Most impressive: Westbrook missed zero games through the first five years of his career while distinguishing himself as a production marvel. In Year 12, at 32, Westbrook leads the league in triple doubles while averaging a triple-double himself. The more he achieves, alas, the harder Smith and others find it to resist the temptation to dwell on his shortcomings.
Russell Westbrook leads the NBA in triple doubles while averaging a triple-double himself.
Photograph: Nathaniel S Butler/NBAE/Getty Images
They never fail to bring up those 11 seasons he spent in Oklahoma City, ripe fodder for a 30 for 30 documentary to-be-named-later. For the bulk of that time, those teams featured not only Westbrook but also Kevin Durant and James Harden – that’s right, three of the last five MVP winners. But when those teams either couldn’t get out of the Western Conference or were turned back in the NBA finals by that other super team in Miami – and Durant and Harden left and found success on their own – it became almost too convenient to blame Westbrook for holding back the group, even as he was putting the finishing touches on his MVP season with the Thunder in 2017.
A failed reunion with Harden in Houston via a 2019 trade all but sealed Westbrook’s on-court reputation as a selfish stat chaser; never mind that he became the third player in history to compile 19,000 points, 6,000 rebounds and 7,000 assists in a career while playing in Mike D’Antoni’s Harden-isolated offense. And now, after being swapped for Washington stalwart John Wall and a future lottery pick late last year, Westbrook can’t even get credit for the emergence of Bradley Beal – the longtime Wall sidekick turned stopgap who is currently leading the league in scoring. If anything, this hurts Westbrook even more.

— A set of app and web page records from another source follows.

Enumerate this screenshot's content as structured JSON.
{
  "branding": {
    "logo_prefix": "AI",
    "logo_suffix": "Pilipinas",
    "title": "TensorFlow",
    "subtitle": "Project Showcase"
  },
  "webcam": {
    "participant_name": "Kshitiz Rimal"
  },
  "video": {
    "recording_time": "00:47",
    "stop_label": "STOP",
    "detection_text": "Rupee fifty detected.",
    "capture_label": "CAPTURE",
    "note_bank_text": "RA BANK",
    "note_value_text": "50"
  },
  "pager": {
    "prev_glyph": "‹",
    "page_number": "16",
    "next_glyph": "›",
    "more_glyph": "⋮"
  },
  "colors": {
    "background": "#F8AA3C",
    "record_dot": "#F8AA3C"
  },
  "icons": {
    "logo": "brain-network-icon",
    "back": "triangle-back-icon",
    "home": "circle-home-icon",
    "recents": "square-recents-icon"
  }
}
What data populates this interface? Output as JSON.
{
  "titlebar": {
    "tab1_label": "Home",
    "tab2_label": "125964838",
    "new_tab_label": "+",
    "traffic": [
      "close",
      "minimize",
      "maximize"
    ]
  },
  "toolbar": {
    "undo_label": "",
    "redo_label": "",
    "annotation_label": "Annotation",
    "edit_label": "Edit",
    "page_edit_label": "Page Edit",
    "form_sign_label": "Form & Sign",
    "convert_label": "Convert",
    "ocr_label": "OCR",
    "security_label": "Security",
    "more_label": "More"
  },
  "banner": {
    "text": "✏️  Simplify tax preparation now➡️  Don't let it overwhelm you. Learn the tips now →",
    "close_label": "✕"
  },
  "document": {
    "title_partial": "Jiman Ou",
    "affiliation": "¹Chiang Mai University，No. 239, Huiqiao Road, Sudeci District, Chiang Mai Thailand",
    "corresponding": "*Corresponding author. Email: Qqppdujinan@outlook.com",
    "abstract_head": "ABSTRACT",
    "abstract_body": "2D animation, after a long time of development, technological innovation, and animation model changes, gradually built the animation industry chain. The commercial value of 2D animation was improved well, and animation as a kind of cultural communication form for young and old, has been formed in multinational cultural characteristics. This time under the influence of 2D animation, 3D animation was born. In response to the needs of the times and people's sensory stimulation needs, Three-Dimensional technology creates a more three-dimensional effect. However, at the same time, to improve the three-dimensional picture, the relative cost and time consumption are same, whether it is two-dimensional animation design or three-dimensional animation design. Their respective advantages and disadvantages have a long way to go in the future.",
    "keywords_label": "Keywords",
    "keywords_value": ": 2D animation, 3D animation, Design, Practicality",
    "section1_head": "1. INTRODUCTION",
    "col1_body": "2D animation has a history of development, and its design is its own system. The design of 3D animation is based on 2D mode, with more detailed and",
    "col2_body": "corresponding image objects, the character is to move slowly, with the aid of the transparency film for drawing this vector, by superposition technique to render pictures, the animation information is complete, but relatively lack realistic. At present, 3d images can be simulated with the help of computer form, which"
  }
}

It’s long been conventional wisdom in the NBA that a team needs at minimum two star players to be a championship threat. But with Westbrook and Beal in the backcourt, Washington languish in the Eastern Conference cellar with Orlando and Detroit – neighbors who at least can say they recently divested themselves of their best players. Meanwhile, the Hawks and the Knicks – the Knicks! – are thriving. Instead of tutting at first-year GM Tommy Sheppard for creating so much roster imbalance or roasting coach Scott Brooks for his historically numb and dumb rotational feel, the debate stalls out on how much better the Wizards would be or how much more impressive Westbrook would be as a talent if he could pile up three-pointers like Damian Lillard, who would probably trade careers with him at this point.

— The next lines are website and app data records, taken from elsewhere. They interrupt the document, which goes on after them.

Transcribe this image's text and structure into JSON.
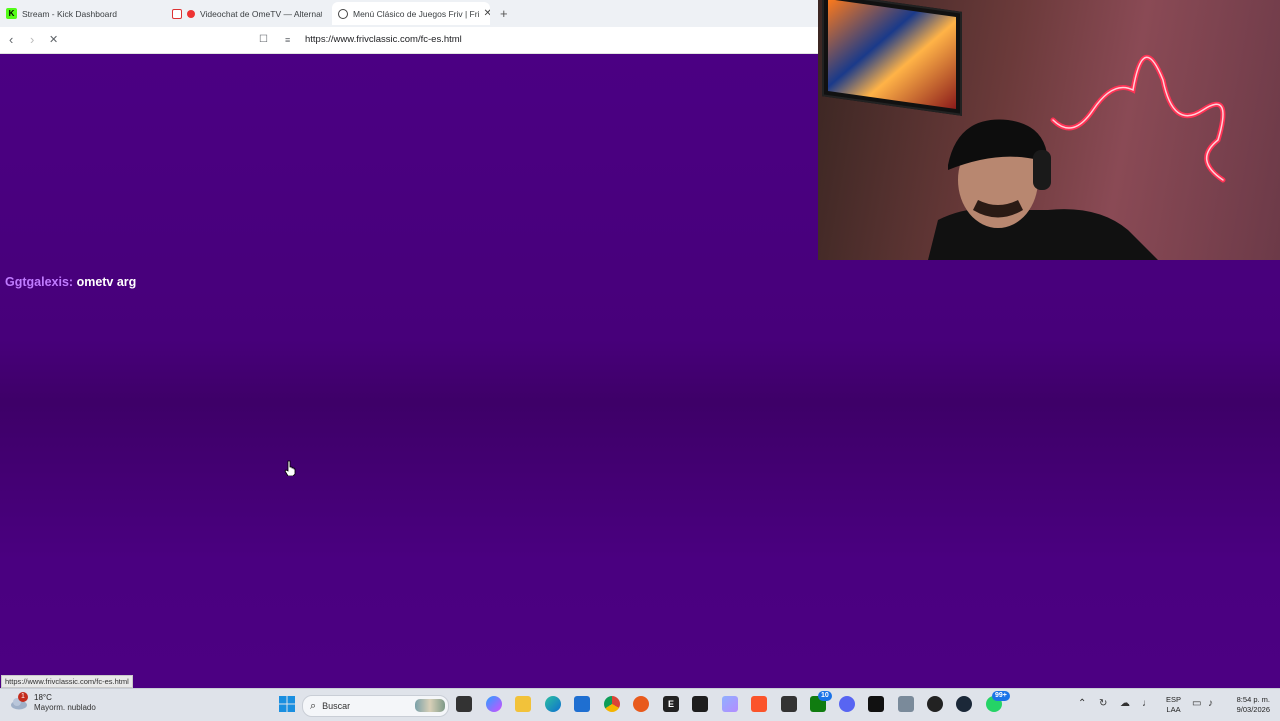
{
  "browser": {
    "tabs": [
      {
        "title": "Stream - Kick Dashboard",
        "icon": "kick-icon",
        "active": false
      },
      {
        "title": "Videochat de OmeTV — Alternat",
        "icon": "recording-icon",
        "active": false
      },
      {
        "title": "Menú Clásico de Juegos Friv | Fri",
        "icon": "friv-icon",
        "active": true
      }
    ],
    "new_tab_label": "+",
    "url": "https://www.frivclassic.com/fc-es.html"
  },
  "page": {
    "background": "#4b0083",
    "chat": {
      "user": "Ggtgalexis:",
      "message": "ometv arg"
    },
    "status_url": "https://www.frivclassic.com/fc-es.html"
  },
  "taskbar": {
    "weather": {
      "temp": "18°C",
      "condition": "Mayorm. nublado",
      "badge": "1"
    },
    "search_label": "Buscar",
    "apps": [
      "windows-start-icon",
      "file-explorer-icon",
      "copilot-icon",
      "folder-icon",
      "edge-icon",
      "store-icon",
      "chrome-icon",
      "brave-orange-icon",
      "epic-games-icon",
      "terminal-icon",
      "paint-icon",
      "brave-browser-icon",
      "app-icon",
      "xbox-icon",
      "discord-icon",
      "call-of-duty-icon",
      "camera-icon",
      "red-app-icon",
      "steam-icon",
      "whatsapp-icon"
    ],
    "xbox_badge": "10",
    "whatsapp_badge": "99+",
    "lang_line1": "ESP",
    "lang_line2": "LAA",
    "time": "8:54 p. m.",
    "date": "9/03/2026"
  }
}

Conversations about NBA history start in the past and jump into the present. If Michael Jordan had played the game now, he’d average better than 50 a night. But if Westbrook were sent back in time 30 years? Shoot, it’s almost too easy to imagine him being as revered as the Big O was in his day, asserting dominance with his midrange game when he wasn’t winning rebound battles against the likes of Charles Barkley – who, of course, can totally relate. Clearly, most Westbrook critics have the guy all wrong. He’s not some hoops cyborg who has been programmed to play the game to meet his own ends. He’s more like the Buddhist monk who spends weeks etching a sand mandala only to wipe the slate clean in the end. Westbrook plays not for his legacy, but for the moment. The reward is the work.

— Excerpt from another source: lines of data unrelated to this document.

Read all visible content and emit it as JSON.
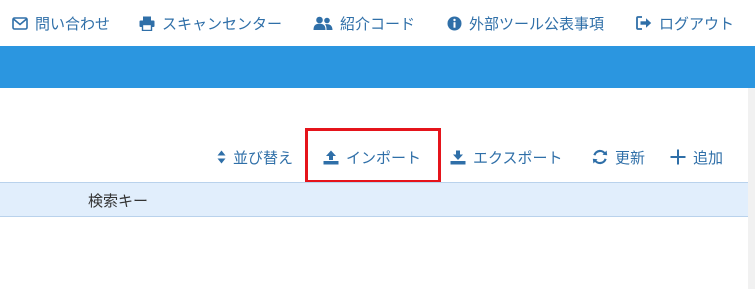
{
  "top_nav": {
    "items": [
      {
        "label": "問い合わせ",
        "icon": "envelope-icon"
      },
      {
        "label": "スキャンセンター",
        "icon": "printer-icon"
      },
      {
        "label": "紹介コード",
        "icon": "users-icon"
      },
      {
        "label": "外部ツール公表事項",
        "icon": "info-circle-icon"
      },
      {
        "label": "ログアウト",
        "icon": "sign-out-icon"
      }
    ]
  },
  "colors": {
    "accent_bar": "#2b96e0",
    "link": "#2f6fa8",
    "highlight": "#e5141b",
    "table_header_bg": "#e1eefc"
  },
  "toolbar": {
    "sort_label": "並び替え",
    "import_label": "インポート",
    "export_label": "エクスポート",
    "refresh_label": "更新",
    "add_label": "追加"
  },
  "table": {
    "columns": [
      "検索キー"
    ]
  }
}
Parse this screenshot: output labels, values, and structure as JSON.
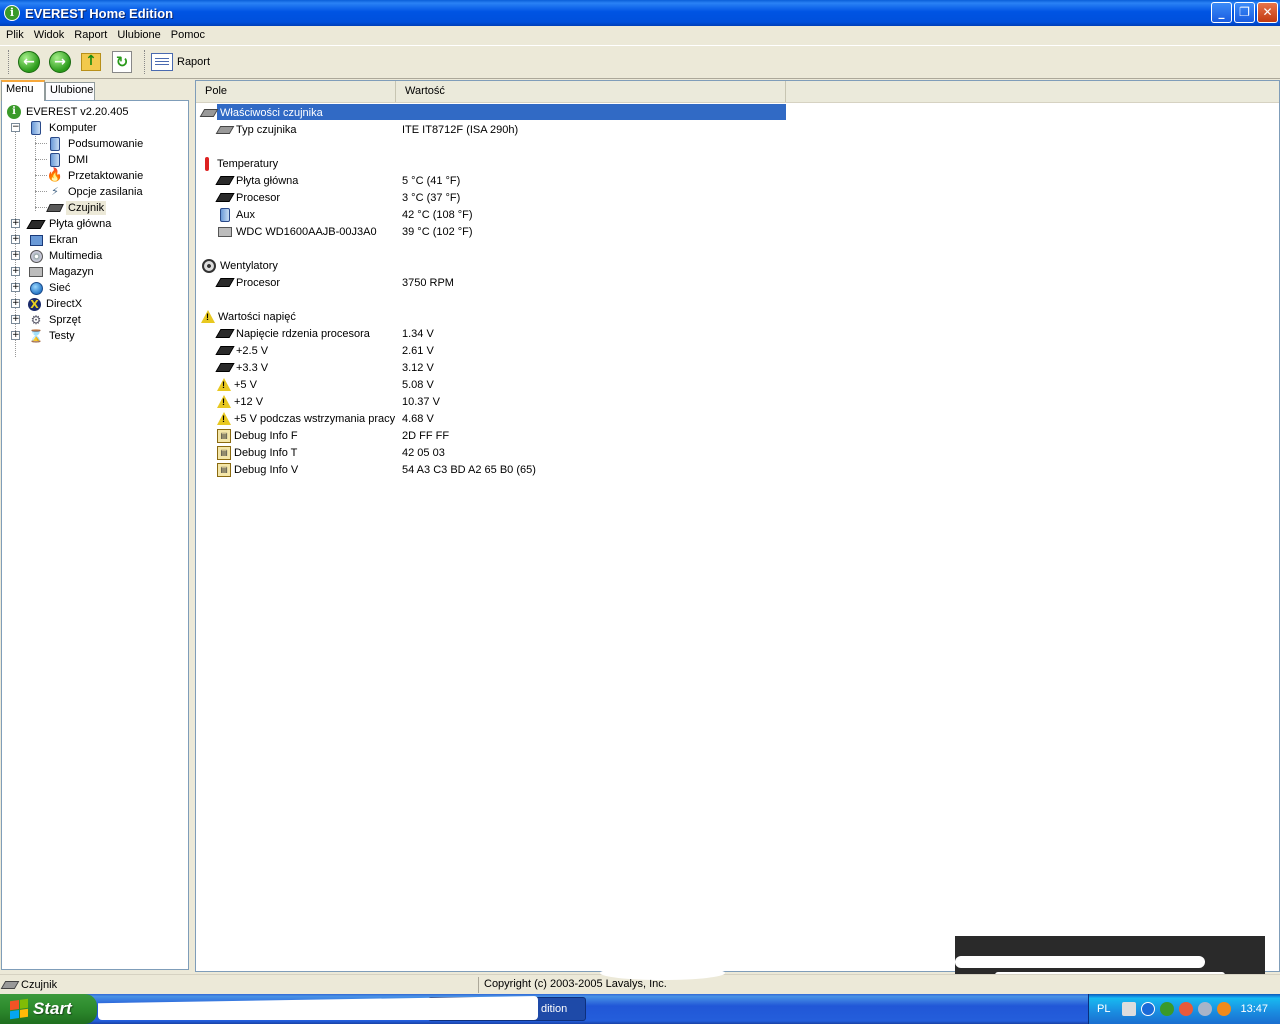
{
  "window": {
    "title": "EVEREST Home Edition",
    "minimize": "_",
    "maximize": "❐",
    "close": "✕"
  },
  "menu": [
    "Plik",
    "Widok",
    "Raport",
    "Ulubione",
    "Pomoc"
  ],
  "toolbar": {
    "report_label": "Raport"
  },
  "left_tabs": [
    "Menu",
    "Ulubione"
  ],
  "tree": {
    "root": "EVEREST v2.20.405",
    "komputer": "Komputer",
    "komputer_children": [
      "Podsumowanie",
      "DMI",
      "Przetaktowanie",
      "Opcje zasilania",
      "Czujnik"
    ],
    "top_items": [
      "Płyta główna",
      "Ekran",
      "Multimedia",
      "Magazyn",
      "Sieć",
      "DirectX",
      "Sprzęt",
      "Testy"
    ]
  },
  "columns": {
    "field": "Pole",
    "value": "Wartość"
  },
  "groups": {
    "sensor_props": "Właściwości czujnika",
    "temperatures": "Temperatury",
    "fans": "Wentylatory",
    "voltages": "Wartości napięć"
  },
  "rows": {
    "sensor_type": {
      "field": "Typ czujnika",
      "value": "ITE IT8712F  (ISA 290h)"
    },
    "temp_mb": {
      "field": "Płyta główna",
      "value": "5 °C  (41 °F)"
    },
    "temp_cpu": {
      "field": "Procesor",
      "value": "3 °C  (37 °F)"
    },
    "temp_aux": {
      "field": "Aux",
      "value": "42 °C  (108 °F)"
    },
    "temp_hdd": {
      "field": "WDC WD1600AAJB-00J3A0",
      "value": "39 °C  (102 °F)"
    },
    "fan_cpu": {
      "field": "Procesor",
      "value": "3750 RPM"
    },
    "v_core": {
      "field": "Napięcie rdzenia procesora",
      "value": "1.34 V"
    },
    "v_25": {
      "field": "+2.5 V",
      "value": "2.61 V"
    },
    "v_33": {
      "field": "+3.3 V",
      "value": "3.12 V"
    },
    "v_5": {
      "field": "+5 V",
      "value": "5.08 V"
    },
    "v_12": {
      "field": "+12 V",
      "value": "10.37 V"
    },
    "v_5sb": {
      "field": "+5 V podczas wstrzymania pracy",
      "value": "4.68 V"
    },
    "dbg_f": {
      "field": "Debug Info F",
      "value": "2D FF FF"
    },
    "dbg_t": {
      "field": "Debug Info T",
      "value": "42 05 03"
    },
    "dbg_v": {
      "field": "Debug Info V",
      "value": "54 A3 C3 BD A2 65 B0 (65)"
    }
  },
  "status": {
    "left": "Czujnik",
    "right": "Copyright (c) 2003-2005 Lavalys, Inc."
  },
  "taskbar": {
    "start": "Start",
    "task_fragment": "dition",
    "lang": "PL",
    "clock": "13:47"
  }
}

There’s still plenty time left on the clock for Westbrook to go ring chasing if indeed he chooses to pull a Blake Griffin or a LaMarcus Aldridge down the road – or better yet: finally hooks up with a coach who understands how best to exploit his singular skillset. In the meantime maybe Westbrook and the Stephen A’s of the world will see that they’re really not that far apart. Which is to say: there’s plenty of entertainment value in watching both as long as neither is taken too seriously.